The whole incident reminded me of something that I already knew, namely that in everyday life we’re constantly applying the same skills and knowledge Bubbly Primes helps us acquire. It’s more than a fun way to improve our grades in math classes.
Speaking of which, we’ve recently added a series of articles to the Bubbly Primes website that answer math questions, focusing on ones relevant to people who play Bubbly Primes. For example, there is an explanation of “What is a Prime Number?” “How do you Cross-Cancel,” “The Sieve of Eratosthenes,” and more.
Here’s a list of the current articles. As time goes by, we’ll try to add additional topics, and keep an up-to-date list on the About Bubbly Primes Math Help page. If you have ideas for math-help topics, please send them to us.
Before putting the Math Help pages online, I showed drafts to a few people to see what their reactions might be. Most people liked them, but some people were uncomfortable simply because the topic was math. I reworked the pages over and over, in an effort to make them less intimidating. I’ve also been adding drawings, photos, and examples. I’ve been writing in a friendly, conversational voice to ease math anxiety, and build comfort and enthusiasm.
Sometimes I have conversations about math with people who had bad experiences as kids, experiences that make math hard for them as adults. They avoid reading, learning, and doing things that are well within their actual capabilities. It can be hard to discuss math topics without activating their anxieties. This is a significant problem for many people, and one of the goals of Bubbly Primes is to help adults and kids become comfortable with math.
How can we avoid triggering anxiety in a math game? In this blog, we’ve discussed the calming effect of the music. The floating playfulness of Bubbly Prime’s undersea world is also designed to reduce anxiety. There’s another tactic too, involving the numbers themselves.
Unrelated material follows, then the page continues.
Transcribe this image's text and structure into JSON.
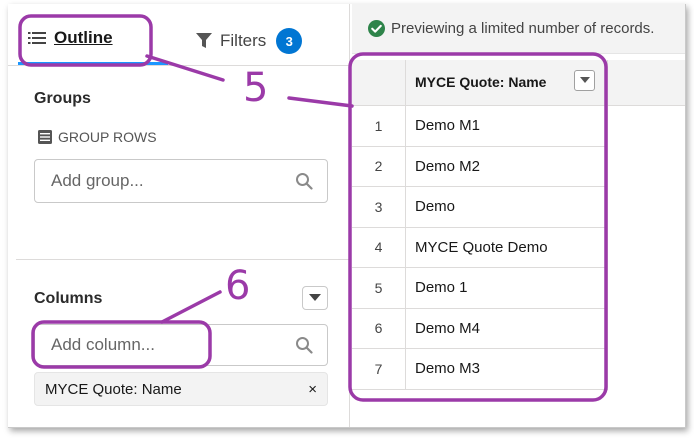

The idea is to make the bubbles in the game seem more like game characters than abstract numbers.
Think of it this way: we could have created an entertainment game in which players learn that “pale green dragons go after eggs as soon as they appear.” Instead, in Bubbly Primes (without focusing on the abstract numbers) you learn things like “51 splits into 17 and 3 whenever you tap it.”
The great thing is that math facts are useful in real life, even in the grocery store!